During the investigation, some of the causes for domestic animal afflictions were identified and, when possible, proper remedies were recommended.  Animal husbandry errors, accidents, and disease accounted for most of the deaths, disabilities, and reproduction failures in domestic animals.  The occurrence of stillborn or deformed pets was attributed to a variety of diseases and developmental problems that are frequently associated with the symptoms described by pet owners.  Poultry eggs that failed to hatch were believed to be infertile or were not maintained at the proper temperature during incubation.  Many of the physical ailments in adult dairy cows were traced to mineral deficiencies in the feed.  Cases of rickets were found among steers at two different farms.  Supplements mitigated these abnormalities in the involved herds.  Some cows were found to be suffering from bacterial or viral infections.  A few dairy animals had developed mastitis, an inflammation often caused by bacterial infection of the udders.  Following diagnosis, herdsmen were able to initiate treatment.  Among livestock, fertility and reproductive deficiencies were generally traced to nutritional shortcomings or disease.  Those farmers needing further help troubleshooting breeding difficulties were referred to the Pennsylvania Department of Agriculture’s Diagnostic Lab.

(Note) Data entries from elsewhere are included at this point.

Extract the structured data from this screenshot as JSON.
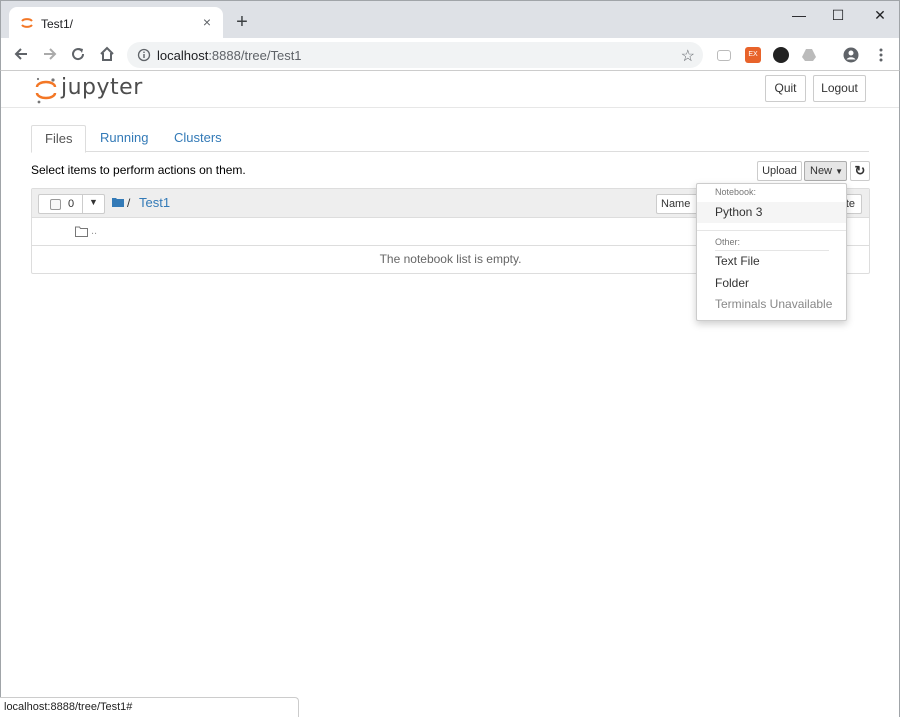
{
  "browser": {
    "tab_title": "Test1/",
    "tab_close": "×",
    "new_tab": "+",
    "minimize": "—",
    "maximize": "☐",
    "close": "✕",
    "url_host": "localhost",
    "url_rest": ":8888/tree/Test1",
    "status_url": "localhost:8888/tree/Test1#"
  },
  "jupyter": {
    "logo_text": "jupyter",
    "quit_label": "Quit",
    "logout_label": "Logout"
  },
  "tabs": [
    {
      "label": "Files"
    },
    {
      "label": "Running"
    },
    {
      "label": "Clusters"
    }
  ],
  "toolbar": {
    "select_text": "Select items to perform actions on them.",
    "upload_label": "Upload",
    "new_label": "New",
    "refresh_icon": "↻"
  },
  "list": {
    "selected_count": "0",
    "breadcrumb_sep": "/",
    "breadcrumb_folder": "Test1",
    "sort_name_label": "Name",
    "sort_last_fragment": "te",
    "parent_dir": "..",
    "empty_message": "The notebook list is empty."
  },
  "new_menu": {
    "notebook_header": "Notebook:",
    "python3": "Python 3",
    "other_header": "Other:",
    "text_file": "Text File",
    "folder": "Folder",
    "terminals": "Terminals Unavailable"
  },
  "colors": {
    "link": "#337ab7",
    "jupyter_orange": "#f37726"
  }
}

The majority of people not living in the lower Susquehanna valley at the time paid little attention to the results of the investigations.  Such reports are often lengthy and boring, not as exciting as the stories of mutants and catastrophe, and not as memorable.  Naturally, the closer you lived to T.M.I., the more informed you probably were about it; you knew first-hand how life was both before and after the accident.  Those living elsewhere were sometimes left with exaggerated recollections based upon those initial news stories from the scene.

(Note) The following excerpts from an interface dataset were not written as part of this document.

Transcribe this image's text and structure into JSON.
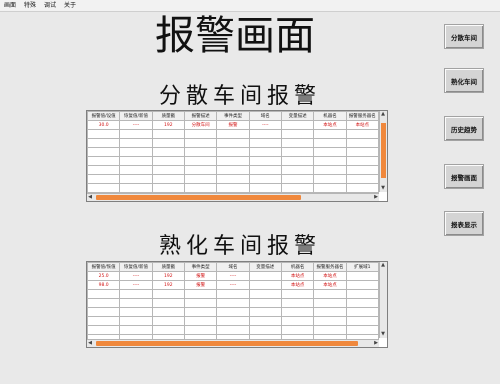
{
  "menu": [
    "画面",
    "特殊",
    "调试",
    "关于"
  ],
  "title": "报警画面",
  "sections": {
    "dispersed": {
      "title": "分散车间报警",
      "headers": [
        "报警值/设值",
        "恢复值/新值",
        "质量戳",
        "报警描述",
        "事件类型",
        "域名",
        "变量描述",
        "机器名",
        "报警服务器名"
      ],
      "rows": [
        [
          "30.0",
          "----",
          "192",
          "分散车间",
          "报警",
          "----",
          "",
          "本站点",
          "本站点"
        ]
      ]
    },
    "cooked": {
      "title": "熟化车间报警",
      "headers": [
        "报警值/恢值",
        "恢复值/新值",
        "质量戳",
        "事件类型",
        "域名",
        "变量描述",
        "机器名",
        "报警服务器名",
        "扩展域1"
      ],
      "rows": [
        [
          "25.0",
          "----",
          "192",
          "报警",
          "----",
          "",
          "本站点",
          "本站点",
          ""
        ],
        [
          "98.0",
          "----",
          "192",
          "报警",
          "----",
          "",
          "本站点",
          "本站点",
          ""
        ]
      ]
    }
  },
  "buttons": [
    "分散车间",
    "熟化车间",
    "历史趋势",
    "报警画面",
    "报表显示"
  ],
  "colors": {
    "accent": "#f0883c",
    "alarm_text": "#d21414"
  }
}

While traveling some years ago, Uncle Ty was astounded by the perception folks from outside Pennsylvania had of the place he calls home.  He told us of one incident in particular.  Uncle Ty had gone to the South Bronx in New York City to participate in an “End the Violence” protest.  Gunfire and murder were an occurrence of epidemic proportions on street corners there at the time.  It turned out that the protest was a poorly attended flop.  It happened to be Bat Day at Yankee Stadium, so everyone had gone there instead.  During his extended lunch break, Uncle Ty struck up a conversation with a local, a likeable public safety worker who lived and worked in the South Bronx.  Ty expressed some sympathy for the stressful conditions the fellow had to endure as a resident there.  The guy appreciated his sentiments, but didn’t think he had it too tough.  When Ty told him that his home was near Three Mile Island, the guy shook his head in pity and said, “yeah, I hear it’s pretty bad out there, all the two-headed cows walkin’ around and s…”.  A guy from one of the most dangerous neighborhoods in the country felt really sorry for him.  Even Uncle Ty was caught off guard by that one, but it wasn’t the last time he heard it either.

Today, Uncle Ty has us all pondering.  Has he given up on Three Mile Island’s grand towers as the primary factor affecting all meteorological irregularities in the lower Susquehanna?  Will we ever hear of a cooling tower induced drought again?  What will he turn to?  It’ll have to be something big.  A causative force that no one can quite prove or disprove, mysterious enough to keep everyone guessing if he really knows something no one else knows.  I wonder what it’ll be.  No matter what it is, it just won’t be the same as hearing, “Man, don’t you know?  T.M.I. did it.”

This two-head calf specimen from the lower Susquehanna valley has been in the natural history collection at the North Museum, Lancaster, PA, since long before the construction of Three Mile Island’s nuclear generating facility and reactors began.


Gears, G. E., G. Laroche, et al.  (1980)  Investigations of Reported Plant and Animal Health Effects in the Three Mile Island Area.  U.S. Environmental Protection Agency.  Las Vegas, NV.